§ **Source material**
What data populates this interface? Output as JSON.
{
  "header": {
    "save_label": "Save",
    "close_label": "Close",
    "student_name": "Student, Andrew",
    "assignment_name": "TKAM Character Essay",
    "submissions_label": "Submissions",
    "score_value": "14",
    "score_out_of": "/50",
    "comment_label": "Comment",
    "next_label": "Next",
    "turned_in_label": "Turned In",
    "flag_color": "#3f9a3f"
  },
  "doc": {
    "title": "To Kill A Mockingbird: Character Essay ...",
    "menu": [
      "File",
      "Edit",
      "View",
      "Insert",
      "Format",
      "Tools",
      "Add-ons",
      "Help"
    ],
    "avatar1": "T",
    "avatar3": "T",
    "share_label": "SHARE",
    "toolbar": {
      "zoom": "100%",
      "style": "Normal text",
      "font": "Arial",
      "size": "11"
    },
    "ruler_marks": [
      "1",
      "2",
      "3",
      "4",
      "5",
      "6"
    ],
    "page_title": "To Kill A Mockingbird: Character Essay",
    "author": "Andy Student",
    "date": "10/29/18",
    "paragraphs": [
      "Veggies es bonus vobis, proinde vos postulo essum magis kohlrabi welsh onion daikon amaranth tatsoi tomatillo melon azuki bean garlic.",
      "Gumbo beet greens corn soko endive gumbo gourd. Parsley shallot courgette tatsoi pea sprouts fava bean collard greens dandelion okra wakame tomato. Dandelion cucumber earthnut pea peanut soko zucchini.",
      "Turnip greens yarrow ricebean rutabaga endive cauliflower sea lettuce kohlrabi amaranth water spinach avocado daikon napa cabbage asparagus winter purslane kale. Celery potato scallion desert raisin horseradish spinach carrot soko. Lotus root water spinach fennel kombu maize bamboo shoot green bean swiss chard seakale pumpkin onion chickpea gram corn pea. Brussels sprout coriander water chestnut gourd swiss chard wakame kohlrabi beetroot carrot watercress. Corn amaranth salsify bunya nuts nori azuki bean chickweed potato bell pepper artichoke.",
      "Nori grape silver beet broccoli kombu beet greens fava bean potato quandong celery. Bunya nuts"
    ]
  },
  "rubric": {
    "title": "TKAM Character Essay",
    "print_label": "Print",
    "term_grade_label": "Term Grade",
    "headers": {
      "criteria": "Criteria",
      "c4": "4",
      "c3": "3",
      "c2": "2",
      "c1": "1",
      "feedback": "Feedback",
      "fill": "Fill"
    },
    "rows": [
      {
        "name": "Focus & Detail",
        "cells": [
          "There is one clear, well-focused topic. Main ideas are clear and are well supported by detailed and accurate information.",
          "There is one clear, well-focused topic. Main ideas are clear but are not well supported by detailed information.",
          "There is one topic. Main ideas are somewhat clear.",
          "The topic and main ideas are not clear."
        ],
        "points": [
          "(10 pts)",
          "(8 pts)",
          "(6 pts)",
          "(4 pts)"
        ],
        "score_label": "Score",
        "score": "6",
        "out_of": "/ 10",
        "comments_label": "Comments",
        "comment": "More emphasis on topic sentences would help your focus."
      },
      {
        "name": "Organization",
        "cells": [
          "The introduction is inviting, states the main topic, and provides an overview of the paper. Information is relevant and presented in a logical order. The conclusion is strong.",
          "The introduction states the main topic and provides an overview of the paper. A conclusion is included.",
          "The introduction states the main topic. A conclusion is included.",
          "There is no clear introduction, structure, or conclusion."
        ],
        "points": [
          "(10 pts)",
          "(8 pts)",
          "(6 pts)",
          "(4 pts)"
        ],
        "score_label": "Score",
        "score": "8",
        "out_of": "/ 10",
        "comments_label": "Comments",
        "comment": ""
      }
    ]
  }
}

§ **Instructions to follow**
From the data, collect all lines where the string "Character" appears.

§ **Response for this exercise**
    "assignment_name": "TKAM Character Essay",
    "title": "To Kill A Mockingbird: Character Essay ...",
    "page_title": "To Kill A Mockingbird: Character Essay",
    "title": "TKAM Character Essay",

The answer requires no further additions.